North Dakota Pipeline Authority Director Justin Kringstad said he thinks more infrastructure will be needed as the only Bakken pipeline system since last year to start up has been the Dakota Access Pipeline.

Kringstad said even with new projects on the drawing board, after 2020 the state will be short of takeaway capacity by 400,000-500,000 b/d.

"By our analysis, North Dakota will need continued investment in all midstream sectors," Kringstad told NGI’s Shale Daily. Even with Phillips 66 and Bridger Pipeline LLC’s Liberty oil pipeline and Meridian Energy Group Inc.’s Davis Refinery under construction, up to 500,000 b/d would have to be made up by rail shipments.

The Davis Refinery is under construction on a 620-acre site near Belfield, ND, with a rated capacity of 49,500 b/d, and could produce as much as 800 million gallons/year of refined products.

Additional gas transmission capacity also will eventually be required from 2022-2027, he said, and post 2020, the area will begin to be short of gas processing. Eight new and/or expanded gas plants are scheduled to come online in the next 18 months, but their advantage is gone after 2020.

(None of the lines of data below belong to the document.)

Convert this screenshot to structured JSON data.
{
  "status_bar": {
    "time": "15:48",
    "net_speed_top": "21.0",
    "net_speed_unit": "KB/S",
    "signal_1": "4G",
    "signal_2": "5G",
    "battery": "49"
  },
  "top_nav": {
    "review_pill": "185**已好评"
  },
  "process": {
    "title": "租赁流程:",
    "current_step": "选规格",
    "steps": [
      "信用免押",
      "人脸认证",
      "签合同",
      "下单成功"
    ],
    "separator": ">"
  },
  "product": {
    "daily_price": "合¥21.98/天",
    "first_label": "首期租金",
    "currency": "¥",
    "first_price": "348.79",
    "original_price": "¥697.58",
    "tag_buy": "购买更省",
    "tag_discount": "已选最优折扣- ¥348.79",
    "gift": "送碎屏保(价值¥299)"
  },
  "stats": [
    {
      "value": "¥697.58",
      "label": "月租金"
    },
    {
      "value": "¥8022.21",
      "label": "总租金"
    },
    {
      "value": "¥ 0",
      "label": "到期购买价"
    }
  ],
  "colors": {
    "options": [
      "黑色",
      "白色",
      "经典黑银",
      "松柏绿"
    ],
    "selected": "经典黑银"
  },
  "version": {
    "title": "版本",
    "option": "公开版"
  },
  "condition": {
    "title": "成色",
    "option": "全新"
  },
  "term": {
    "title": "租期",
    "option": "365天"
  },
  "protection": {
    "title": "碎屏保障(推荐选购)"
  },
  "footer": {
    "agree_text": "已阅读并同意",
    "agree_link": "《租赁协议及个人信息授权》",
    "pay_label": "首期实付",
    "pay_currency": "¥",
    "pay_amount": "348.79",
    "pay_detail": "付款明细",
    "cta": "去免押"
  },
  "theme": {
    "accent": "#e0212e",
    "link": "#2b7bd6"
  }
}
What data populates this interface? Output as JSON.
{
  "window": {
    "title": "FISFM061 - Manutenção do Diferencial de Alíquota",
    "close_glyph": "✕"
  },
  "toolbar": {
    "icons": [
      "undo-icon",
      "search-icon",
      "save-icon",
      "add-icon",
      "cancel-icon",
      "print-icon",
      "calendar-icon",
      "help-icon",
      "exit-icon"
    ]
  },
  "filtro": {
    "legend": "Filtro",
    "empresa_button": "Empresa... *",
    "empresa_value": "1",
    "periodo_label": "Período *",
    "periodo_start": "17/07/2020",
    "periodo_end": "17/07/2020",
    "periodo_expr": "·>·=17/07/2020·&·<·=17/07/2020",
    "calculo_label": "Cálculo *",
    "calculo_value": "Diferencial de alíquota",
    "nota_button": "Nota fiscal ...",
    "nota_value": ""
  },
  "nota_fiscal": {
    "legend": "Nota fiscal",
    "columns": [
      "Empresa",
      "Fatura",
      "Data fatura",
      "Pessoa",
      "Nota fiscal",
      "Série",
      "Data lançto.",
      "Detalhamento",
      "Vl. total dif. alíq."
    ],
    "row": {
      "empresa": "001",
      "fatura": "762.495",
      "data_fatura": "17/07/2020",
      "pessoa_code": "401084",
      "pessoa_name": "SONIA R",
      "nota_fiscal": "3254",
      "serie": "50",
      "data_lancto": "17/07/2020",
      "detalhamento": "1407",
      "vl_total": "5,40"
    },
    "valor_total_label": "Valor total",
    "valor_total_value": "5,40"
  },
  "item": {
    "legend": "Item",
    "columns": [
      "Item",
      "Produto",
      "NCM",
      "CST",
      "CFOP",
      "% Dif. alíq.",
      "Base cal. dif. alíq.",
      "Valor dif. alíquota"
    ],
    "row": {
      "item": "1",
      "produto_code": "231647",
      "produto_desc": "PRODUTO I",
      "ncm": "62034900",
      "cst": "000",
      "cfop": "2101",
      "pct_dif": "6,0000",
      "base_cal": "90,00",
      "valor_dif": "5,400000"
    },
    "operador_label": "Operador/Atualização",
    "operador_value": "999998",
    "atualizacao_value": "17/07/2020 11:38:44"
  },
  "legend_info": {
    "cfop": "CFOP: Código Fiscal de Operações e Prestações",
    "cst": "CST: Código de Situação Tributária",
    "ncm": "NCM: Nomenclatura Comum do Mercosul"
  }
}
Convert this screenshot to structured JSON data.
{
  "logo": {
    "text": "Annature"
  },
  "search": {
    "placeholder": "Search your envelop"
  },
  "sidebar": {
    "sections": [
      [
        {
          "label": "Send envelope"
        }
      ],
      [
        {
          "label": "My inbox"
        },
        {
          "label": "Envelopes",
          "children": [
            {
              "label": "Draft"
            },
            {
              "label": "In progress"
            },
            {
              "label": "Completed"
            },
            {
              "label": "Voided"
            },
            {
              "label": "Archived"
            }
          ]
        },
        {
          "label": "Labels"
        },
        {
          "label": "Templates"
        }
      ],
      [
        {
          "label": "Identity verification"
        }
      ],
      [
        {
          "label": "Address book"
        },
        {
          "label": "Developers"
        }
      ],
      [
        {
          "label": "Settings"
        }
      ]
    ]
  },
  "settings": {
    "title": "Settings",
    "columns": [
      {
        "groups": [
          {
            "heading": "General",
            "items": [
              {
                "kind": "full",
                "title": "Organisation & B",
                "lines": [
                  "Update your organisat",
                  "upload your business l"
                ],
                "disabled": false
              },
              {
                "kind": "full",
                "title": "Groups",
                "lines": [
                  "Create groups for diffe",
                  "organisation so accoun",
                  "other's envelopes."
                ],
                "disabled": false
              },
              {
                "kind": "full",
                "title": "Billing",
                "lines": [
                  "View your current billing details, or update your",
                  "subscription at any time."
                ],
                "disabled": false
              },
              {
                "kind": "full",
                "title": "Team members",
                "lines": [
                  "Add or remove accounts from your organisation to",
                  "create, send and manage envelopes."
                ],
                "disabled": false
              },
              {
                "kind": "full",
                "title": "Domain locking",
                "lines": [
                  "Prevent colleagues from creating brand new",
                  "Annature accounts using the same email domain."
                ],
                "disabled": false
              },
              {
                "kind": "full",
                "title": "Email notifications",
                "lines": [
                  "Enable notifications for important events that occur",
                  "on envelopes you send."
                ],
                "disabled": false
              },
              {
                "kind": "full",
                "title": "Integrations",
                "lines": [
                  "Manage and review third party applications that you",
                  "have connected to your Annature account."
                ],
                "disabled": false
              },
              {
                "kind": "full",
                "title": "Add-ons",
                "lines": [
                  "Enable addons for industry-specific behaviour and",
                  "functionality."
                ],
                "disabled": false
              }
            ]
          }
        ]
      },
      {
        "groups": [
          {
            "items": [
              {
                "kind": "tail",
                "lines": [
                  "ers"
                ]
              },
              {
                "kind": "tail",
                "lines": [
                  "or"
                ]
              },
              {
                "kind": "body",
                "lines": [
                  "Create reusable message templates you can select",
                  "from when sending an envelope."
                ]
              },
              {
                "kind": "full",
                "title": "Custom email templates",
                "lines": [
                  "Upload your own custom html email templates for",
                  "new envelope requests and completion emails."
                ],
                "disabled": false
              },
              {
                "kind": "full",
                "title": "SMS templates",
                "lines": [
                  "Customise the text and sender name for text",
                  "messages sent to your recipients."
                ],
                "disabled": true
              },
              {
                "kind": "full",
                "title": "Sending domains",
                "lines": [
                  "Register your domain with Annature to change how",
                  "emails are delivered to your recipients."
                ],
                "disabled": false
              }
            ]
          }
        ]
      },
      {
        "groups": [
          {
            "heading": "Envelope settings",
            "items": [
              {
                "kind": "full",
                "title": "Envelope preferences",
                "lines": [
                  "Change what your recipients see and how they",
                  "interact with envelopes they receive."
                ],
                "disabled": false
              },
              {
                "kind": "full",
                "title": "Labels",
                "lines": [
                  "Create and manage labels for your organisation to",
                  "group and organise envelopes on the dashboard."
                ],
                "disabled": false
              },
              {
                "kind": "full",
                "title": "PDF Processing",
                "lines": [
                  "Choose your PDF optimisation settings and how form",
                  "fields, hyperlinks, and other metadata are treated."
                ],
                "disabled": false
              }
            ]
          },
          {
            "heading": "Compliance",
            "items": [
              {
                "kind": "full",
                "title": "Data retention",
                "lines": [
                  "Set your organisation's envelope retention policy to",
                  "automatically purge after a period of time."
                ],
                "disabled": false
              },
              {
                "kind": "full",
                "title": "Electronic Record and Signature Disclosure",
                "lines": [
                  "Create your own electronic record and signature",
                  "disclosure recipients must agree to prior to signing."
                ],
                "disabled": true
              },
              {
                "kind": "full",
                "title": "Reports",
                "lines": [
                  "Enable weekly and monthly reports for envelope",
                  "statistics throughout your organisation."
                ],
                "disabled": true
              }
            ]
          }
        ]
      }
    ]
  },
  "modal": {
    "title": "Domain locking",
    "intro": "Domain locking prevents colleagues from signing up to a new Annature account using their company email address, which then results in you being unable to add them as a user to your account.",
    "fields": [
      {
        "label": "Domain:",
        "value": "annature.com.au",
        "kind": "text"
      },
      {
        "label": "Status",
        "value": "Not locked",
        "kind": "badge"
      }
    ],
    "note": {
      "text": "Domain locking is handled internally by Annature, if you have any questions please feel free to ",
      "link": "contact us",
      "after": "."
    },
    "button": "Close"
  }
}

NGL production already exceeds the takeaway capacity, and while Oneok Inc.’s 900-mile, 240,000 b/d Elk Creek Pipeline project from the Williston Basin to the Midcontinent will help, more capacity is necessary over the longer term, Kringstad said.

The Elk Creek NGL pipeline, which is under construction, has a targeted start-up date of late next year. The 20-inch diameter line would complement Oneok's existing Bakken Pipeline NGL transmission line and its half-stake in the Overland Pass Pipeline.

The $1 billion-plus Elk Creek project is designed to transport NGLs from Oneok's Riverview terminal in eastern Montana to existing Midcontinent facilities in Bushton, KS. The current oil pipeline project includes the Liberty and the Red Oak lines, An open season is underway to take up to 350,000 b/d, including up to 200,000 b/d of Bakken crude, to Gulf Coast refineries.

"It's the next big system, and it's not solely just for Bakken crude, but also includes Rockies production as well," said Kringstad. "I have not seen any of the route details; I think that depends on what shippers are lined up."

Sponsored jointly by units of Houston-based Phillips 66 and Wyoming-based Bridger Pipeline LLC, the Liberty/Red Oak lines are the biggest project to come along since DAPL, Kringstad said. The systems are tentatively set to begin operations in late 2020.

Eight natural gas processing plants also are in development or under construction. Kringstad said gas production, which set an all-time record of more than 2.5 Bcf/d in the month of September, will eventually grow to more than 4 Bcf/d. In total, there are more than $3 billion in processing plant projects are on the drawing board.